“Hu Chocolate.” Hu Kitchen. N.p., n.d. Web. 05 May 2017. <https://hukitchen.com/collections/chocolate>.
Martin, Carla D. “Mesoamerica and the ‘Food of the Gods.’” Chocolate, Culture and the Politics of Food. Harvard University: Cambridge, MA. 1 Feb. 2017. Lecture.
Mintz, Sidney. 1986 . Sweetness and Power: The Place of Sugar in Modern History. New York: Penguin Books.
Presilla, Maricel. 2009. The New Taste of Chocolate, Revised: A Cultural & Natural History of Cacao with Recipes. Berkeley: Ten Speed Press.
Wilson, Philip K., and William Jeffrey Hurst. 2015. Chocolate and health: chemistry, nutrition and therapy.

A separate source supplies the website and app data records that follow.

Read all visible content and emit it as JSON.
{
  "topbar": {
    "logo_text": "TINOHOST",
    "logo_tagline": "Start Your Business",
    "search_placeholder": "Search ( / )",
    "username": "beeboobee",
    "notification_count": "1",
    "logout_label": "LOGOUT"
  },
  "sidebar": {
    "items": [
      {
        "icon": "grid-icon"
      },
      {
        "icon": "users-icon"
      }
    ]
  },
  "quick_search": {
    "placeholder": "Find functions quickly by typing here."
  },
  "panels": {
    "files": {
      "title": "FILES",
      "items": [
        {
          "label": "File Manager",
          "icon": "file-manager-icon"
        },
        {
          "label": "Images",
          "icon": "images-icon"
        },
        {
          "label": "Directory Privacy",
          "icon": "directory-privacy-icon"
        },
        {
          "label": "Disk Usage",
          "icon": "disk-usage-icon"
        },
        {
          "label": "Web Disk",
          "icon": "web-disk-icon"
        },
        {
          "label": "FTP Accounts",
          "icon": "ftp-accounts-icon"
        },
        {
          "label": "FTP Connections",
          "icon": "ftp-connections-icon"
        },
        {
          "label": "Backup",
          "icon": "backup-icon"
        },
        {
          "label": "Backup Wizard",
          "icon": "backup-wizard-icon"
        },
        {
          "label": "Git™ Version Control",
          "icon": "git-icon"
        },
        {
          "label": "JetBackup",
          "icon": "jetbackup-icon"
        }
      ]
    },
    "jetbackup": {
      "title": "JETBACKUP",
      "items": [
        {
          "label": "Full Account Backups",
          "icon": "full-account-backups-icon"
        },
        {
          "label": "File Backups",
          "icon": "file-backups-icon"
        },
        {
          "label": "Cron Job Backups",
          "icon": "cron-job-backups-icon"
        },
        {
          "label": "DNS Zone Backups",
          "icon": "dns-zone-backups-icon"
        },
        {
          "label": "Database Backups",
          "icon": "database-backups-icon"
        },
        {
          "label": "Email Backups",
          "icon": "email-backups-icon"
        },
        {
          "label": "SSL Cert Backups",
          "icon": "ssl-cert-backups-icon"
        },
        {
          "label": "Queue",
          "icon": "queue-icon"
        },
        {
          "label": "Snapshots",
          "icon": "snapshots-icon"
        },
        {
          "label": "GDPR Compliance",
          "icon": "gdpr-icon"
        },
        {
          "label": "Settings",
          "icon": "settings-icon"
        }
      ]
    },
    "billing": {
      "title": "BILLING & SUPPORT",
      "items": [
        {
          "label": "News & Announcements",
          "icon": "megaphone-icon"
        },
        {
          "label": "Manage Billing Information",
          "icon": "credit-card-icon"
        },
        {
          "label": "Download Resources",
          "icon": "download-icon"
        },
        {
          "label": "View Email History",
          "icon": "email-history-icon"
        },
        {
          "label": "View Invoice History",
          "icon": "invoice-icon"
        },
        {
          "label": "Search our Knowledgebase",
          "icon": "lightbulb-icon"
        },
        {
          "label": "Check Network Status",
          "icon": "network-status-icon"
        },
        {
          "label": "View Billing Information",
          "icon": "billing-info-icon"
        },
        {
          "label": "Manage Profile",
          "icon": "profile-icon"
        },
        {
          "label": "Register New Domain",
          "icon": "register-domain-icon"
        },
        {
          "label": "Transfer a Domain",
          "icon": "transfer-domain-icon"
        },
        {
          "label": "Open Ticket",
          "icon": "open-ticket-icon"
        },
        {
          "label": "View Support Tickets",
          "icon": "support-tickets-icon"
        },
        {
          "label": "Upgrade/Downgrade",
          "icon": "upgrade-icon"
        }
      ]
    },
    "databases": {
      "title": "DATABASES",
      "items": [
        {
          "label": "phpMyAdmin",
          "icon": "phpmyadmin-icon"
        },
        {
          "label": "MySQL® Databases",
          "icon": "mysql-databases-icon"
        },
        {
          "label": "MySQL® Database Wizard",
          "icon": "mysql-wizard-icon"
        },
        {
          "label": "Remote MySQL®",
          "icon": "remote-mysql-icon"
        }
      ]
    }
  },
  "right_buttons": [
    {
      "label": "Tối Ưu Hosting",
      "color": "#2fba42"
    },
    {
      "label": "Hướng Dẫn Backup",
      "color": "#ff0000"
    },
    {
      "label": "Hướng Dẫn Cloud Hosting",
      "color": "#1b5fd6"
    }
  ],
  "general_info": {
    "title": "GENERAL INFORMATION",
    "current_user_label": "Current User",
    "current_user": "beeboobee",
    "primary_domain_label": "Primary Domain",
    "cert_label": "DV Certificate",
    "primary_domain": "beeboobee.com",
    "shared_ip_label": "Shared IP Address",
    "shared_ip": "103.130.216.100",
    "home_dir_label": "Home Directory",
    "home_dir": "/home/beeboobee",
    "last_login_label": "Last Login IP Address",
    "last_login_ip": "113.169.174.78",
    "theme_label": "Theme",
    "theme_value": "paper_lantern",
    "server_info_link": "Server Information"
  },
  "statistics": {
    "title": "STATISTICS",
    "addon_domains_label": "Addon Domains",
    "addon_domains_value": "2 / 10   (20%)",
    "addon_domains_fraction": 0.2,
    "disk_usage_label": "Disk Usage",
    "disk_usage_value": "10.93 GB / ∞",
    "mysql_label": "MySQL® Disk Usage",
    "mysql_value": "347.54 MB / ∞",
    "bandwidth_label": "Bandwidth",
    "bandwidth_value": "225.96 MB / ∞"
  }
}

Cambridge, UK: Royal Society of Chemistry.